Work required:
Your answer should consist of each line below that includes the word "this".

Recorded information:
..............................
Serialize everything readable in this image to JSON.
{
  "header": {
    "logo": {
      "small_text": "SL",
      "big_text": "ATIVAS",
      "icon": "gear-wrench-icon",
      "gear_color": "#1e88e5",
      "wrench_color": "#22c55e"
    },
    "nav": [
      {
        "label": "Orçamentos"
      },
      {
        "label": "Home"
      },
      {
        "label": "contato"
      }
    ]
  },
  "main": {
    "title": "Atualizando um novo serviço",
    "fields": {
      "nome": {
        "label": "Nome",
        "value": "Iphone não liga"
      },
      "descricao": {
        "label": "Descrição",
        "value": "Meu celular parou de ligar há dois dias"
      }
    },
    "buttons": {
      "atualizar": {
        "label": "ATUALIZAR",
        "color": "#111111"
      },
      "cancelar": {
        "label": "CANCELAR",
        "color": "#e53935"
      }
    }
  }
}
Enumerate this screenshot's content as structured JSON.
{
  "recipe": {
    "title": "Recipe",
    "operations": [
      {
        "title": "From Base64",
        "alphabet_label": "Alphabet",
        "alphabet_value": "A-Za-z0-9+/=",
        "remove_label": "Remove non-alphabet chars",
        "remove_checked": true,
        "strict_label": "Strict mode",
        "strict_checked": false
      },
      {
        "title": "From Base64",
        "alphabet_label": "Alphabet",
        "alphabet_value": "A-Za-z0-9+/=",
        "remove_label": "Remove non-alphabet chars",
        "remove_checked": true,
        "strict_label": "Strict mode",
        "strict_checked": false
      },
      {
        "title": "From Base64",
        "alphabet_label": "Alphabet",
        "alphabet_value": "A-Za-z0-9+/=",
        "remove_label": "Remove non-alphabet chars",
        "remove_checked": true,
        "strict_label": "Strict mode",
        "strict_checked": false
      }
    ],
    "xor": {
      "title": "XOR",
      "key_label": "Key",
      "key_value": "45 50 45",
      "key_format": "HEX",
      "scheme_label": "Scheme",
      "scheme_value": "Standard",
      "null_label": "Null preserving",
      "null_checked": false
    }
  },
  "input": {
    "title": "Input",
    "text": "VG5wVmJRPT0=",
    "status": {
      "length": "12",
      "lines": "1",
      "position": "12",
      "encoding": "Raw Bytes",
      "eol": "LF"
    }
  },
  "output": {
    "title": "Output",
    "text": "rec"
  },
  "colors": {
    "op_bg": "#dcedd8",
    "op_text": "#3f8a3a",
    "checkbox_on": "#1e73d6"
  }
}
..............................
Reply:
Serialize everything readable in this image to JSON.
Enumerate this screenshot's content as structured JSON.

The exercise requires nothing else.